┌─ Exercise materials

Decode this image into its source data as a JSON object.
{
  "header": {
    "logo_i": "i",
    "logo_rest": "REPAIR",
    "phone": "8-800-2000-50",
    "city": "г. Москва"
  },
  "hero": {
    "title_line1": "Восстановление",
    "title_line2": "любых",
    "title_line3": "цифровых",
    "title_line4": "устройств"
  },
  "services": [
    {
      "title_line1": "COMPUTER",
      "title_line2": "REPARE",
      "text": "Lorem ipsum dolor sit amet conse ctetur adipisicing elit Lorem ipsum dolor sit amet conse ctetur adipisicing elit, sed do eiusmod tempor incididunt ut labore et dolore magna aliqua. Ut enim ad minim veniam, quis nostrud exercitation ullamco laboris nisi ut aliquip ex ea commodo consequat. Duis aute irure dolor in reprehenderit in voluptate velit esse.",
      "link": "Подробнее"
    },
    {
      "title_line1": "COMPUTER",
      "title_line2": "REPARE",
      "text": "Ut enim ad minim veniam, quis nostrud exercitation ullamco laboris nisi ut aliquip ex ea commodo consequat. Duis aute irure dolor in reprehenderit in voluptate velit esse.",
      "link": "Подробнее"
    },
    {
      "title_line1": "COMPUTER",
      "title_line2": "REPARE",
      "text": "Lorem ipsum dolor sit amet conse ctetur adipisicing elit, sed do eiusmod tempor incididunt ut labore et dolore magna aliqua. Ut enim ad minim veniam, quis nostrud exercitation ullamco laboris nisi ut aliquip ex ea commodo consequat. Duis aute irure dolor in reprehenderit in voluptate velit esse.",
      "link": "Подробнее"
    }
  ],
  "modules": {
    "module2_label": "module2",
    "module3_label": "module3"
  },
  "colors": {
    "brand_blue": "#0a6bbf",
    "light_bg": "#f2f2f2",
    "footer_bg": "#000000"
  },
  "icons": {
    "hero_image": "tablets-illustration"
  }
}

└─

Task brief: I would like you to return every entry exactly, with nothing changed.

Exercise output:
Decode this image into its source data as a JSON object.
{
  "header": {
    "logo_i": "i",
    "logo_rest": "REPAIR",
    "phone": "8-800-2000-50",
    "city": "г. Москва"
  },
  "hero": {
    "title_line1": "Восстановление",
    "title_line2": "любых",
    "title_line3": "цифровых",
    "title_line4": "устройств"
  },
  "services": [
    {
      "title_line1": "COMPUTER",
      "title_line2": "REPARE",
      "text": "Lorem ipsum dolor sit amet conse ctetur adipisicing elit Lorem ipsum dolor sit amet conse ctetur adipisicing elit, sed do eiusmod tempor incididunt ut labore et dolore magna aliqua. Ut enim ad minim veniam, quis nostrud exercitation ullamco laboris nisi ut aliquip ex ea commodo consequat. Duis aute irure dolor in reprehenderit in voluptate velit esse.",
      "link": "Подробнее"
    },
    {
      "title_line1": "COMPUTER",
      "title_line2": "REPARE",
      "text": "Ut enim ad minim veniam, quis nostrud exercitation ullamco laboris nisi ut aliquip ex ea commodo consequat. Duis aute irure dolor in reprehenderit in voluptate velit esse.",
      "link": "Подробнее"
    },
    {
      "title_line1": "COMPUTER",
      "title_line2": "REPARE",
      "text": "Lorem ipsum dolor sit amet conse ctetur adipisicing elit, sed do eiusmod tempor incididunt ut labore et dolore magna aliqua. Ut enim ad minim veniam, quis nostrud exercitation ullamco laboris nisi ut aliquip ex ea commodo consequat. Duis aute irure dolor in reprehenderit in voluptate velit esse.",
      "link": "Подробнее"
    }
  ],
  "modules": {
    "module2_label": "module2",
    "module3_label": "module3"
  },
  "colors": {
    "brand_blue": "#0a6bbf",
    "light_bg": "#f2f2f2",
    "footer_bg": "#000000"
  },
  "icons": {
    "hero_image": "tablets-illustration"
  }
}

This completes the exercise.